Completely new mobility concepts are also supported by DLR's MAUDE modular vehicle concept. This is a new, driverless electric vehicle. It is based on the separation of the drive module and the transport capsule. The drive module contains the powertrain, batteries and control system and can pick up and carry different capsules for each transport process. Different capsules can be used flexibly for a variety of passenger and freight transport tasks. The system will be applicable to road and rail vehicles, cable cars and even air transport.
Safety in ports and the key issue of AI
In 2019, within the AIS-Plus maritime safety research project, a system for better position reporting for ships in areas of high traffic density and poor transmission conditions will be further developed, with a view to increasing safety at sea and in ports in particular. The aim is to achieve a complete maritime situation picture using new technology developed by DLR. This includes the use of Artificial Intelligence (AI) algorithms.
AI is also playing an increasingly important role in many other DLR research areas. The vast amounts of data from current and future satellite-based Earth observation missions would not be able to be processed without the application of AI. It also opens up completely new possibilities for deriving valuable information from satellite data that would otherwise not be possible with conventional methods. AI will also become increasingly important for the intelligent networking of future automated vehicles and energy systems.
One example of this from the field of space research, which could also be used on Earth, is DLR's humanoid robot Agile Justin. In AI research, learning is the basic principle underlying autonomous systems. Methods from Deep Learning and Deep Reinforcement, whereby behaviour is learned on the basis of the receipt or absence of a 'reward', are used to develop strategies for executing tasks and adapting to situations in a complex environment.
Justin's basic skills already come close to the versatility of humans. It has successfully completed a number of tasks, such as skilfully 'building' a frame structure, catching balls thrown to it using highly dynamic movements and recognising a material by touching the surface with his finger, thus displaying high sensitivity.
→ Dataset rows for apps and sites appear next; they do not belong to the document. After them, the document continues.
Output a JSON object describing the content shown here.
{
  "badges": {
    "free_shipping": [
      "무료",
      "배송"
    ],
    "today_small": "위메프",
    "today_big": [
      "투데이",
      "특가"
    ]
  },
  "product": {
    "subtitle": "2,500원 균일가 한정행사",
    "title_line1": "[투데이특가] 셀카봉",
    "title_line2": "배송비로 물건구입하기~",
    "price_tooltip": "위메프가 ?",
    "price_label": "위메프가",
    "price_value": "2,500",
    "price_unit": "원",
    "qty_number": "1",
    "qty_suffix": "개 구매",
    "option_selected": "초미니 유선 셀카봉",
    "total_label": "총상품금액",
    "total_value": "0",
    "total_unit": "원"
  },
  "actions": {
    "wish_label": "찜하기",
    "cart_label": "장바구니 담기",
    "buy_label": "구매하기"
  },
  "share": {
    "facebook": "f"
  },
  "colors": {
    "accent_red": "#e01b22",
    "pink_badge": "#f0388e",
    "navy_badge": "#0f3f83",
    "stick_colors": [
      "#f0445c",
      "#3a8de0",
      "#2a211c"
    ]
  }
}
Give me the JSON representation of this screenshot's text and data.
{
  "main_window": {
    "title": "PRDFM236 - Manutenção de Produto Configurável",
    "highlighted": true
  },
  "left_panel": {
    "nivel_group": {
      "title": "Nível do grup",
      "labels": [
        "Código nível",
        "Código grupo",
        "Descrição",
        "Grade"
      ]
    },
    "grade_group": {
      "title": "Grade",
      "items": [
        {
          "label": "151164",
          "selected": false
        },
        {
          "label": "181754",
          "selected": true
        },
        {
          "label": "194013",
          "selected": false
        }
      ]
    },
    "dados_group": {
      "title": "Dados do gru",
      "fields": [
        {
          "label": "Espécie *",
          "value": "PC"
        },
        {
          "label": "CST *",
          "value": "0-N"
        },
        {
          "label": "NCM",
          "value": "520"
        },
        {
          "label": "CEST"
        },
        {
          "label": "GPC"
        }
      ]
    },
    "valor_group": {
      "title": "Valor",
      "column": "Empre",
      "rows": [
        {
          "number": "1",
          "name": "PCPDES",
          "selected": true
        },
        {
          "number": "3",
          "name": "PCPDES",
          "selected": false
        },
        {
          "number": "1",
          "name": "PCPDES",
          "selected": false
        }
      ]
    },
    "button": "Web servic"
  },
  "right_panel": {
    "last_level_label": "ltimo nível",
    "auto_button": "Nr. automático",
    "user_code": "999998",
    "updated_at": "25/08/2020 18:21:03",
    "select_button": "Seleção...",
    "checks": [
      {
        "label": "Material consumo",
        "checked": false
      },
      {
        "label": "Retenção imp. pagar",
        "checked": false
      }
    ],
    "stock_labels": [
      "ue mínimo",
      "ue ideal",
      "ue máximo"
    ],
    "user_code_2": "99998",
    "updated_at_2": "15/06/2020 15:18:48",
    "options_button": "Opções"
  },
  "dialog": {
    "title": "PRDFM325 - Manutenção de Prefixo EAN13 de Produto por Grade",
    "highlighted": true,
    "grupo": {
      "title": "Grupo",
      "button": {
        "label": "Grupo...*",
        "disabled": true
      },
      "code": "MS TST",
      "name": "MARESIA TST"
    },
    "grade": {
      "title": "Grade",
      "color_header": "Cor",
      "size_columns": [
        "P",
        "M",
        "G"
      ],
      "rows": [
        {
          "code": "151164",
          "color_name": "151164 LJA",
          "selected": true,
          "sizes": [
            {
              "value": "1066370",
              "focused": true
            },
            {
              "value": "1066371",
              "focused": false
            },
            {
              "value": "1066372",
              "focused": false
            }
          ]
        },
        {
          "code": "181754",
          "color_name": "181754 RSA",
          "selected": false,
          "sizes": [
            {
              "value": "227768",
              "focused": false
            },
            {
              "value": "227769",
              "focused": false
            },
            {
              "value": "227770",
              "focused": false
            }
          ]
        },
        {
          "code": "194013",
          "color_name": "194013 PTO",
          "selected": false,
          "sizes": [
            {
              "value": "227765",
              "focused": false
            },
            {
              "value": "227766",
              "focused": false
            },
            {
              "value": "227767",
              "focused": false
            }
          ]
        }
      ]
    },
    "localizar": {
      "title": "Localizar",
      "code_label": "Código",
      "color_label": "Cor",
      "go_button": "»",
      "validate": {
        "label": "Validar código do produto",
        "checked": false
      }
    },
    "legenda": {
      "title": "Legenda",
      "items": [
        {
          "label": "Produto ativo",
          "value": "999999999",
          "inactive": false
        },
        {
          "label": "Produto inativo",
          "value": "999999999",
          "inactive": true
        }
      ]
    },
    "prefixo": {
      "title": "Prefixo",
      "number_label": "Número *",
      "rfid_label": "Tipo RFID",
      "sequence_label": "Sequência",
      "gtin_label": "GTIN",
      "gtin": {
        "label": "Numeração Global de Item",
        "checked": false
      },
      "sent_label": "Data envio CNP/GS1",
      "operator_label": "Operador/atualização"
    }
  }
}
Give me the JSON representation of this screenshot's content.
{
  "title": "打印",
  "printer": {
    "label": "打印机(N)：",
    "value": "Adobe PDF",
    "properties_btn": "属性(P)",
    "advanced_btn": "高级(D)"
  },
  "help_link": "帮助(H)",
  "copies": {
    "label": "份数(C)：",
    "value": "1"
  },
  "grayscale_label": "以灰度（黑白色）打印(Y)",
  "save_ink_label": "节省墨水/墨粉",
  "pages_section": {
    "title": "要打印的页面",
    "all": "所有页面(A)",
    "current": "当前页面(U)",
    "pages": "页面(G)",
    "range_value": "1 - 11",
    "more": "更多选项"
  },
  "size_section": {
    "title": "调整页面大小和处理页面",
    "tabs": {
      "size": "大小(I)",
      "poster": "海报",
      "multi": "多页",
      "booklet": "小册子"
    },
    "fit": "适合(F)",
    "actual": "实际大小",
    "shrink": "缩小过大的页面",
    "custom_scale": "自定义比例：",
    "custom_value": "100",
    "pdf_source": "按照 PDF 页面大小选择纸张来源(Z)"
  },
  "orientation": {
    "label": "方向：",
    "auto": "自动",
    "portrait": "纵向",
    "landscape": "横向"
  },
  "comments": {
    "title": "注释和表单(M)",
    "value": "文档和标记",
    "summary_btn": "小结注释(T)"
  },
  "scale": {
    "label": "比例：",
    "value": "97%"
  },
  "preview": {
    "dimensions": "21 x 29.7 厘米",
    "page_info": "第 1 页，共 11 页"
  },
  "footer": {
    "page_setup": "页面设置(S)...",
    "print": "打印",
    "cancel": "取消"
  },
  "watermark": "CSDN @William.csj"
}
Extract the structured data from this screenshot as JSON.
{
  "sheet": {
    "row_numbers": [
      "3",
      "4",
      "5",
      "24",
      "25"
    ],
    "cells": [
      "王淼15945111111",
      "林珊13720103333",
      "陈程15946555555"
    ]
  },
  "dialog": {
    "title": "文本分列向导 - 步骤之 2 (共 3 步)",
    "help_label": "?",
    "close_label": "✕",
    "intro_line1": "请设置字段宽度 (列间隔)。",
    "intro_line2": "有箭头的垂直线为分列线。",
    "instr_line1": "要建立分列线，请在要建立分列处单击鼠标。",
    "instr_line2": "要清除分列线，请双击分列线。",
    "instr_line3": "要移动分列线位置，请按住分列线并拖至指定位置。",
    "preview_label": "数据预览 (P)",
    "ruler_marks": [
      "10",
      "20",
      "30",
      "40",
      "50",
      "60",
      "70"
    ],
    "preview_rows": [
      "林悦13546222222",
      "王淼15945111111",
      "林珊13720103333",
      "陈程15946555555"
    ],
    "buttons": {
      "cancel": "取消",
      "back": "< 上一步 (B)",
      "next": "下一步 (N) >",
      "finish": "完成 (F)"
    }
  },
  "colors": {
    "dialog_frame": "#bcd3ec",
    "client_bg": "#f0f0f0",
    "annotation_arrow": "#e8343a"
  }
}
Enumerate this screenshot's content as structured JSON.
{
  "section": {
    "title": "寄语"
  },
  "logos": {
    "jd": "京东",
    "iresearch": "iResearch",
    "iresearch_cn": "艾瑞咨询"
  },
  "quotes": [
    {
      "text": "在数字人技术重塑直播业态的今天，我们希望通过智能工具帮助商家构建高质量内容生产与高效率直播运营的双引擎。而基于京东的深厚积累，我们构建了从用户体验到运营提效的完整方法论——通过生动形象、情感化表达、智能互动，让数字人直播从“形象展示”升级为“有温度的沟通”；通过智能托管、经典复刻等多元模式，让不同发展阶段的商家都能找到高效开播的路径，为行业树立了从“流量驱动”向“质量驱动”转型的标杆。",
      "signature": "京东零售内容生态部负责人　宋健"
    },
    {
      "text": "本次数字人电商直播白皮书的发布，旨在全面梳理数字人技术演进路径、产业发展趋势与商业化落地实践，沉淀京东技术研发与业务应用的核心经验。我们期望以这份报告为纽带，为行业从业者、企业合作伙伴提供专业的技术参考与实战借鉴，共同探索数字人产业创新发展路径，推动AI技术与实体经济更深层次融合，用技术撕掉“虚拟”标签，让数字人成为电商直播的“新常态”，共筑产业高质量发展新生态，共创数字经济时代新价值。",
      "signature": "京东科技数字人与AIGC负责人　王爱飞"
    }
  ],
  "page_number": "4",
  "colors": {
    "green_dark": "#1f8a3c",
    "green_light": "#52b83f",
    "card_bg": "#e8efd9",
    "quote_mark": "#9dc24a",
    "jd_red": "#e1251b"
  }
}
In future, intelligent robots will play an important role in space and planetary exploration, and will also have significant applications on Earth, such as caring for the elderly or people with physical impairments.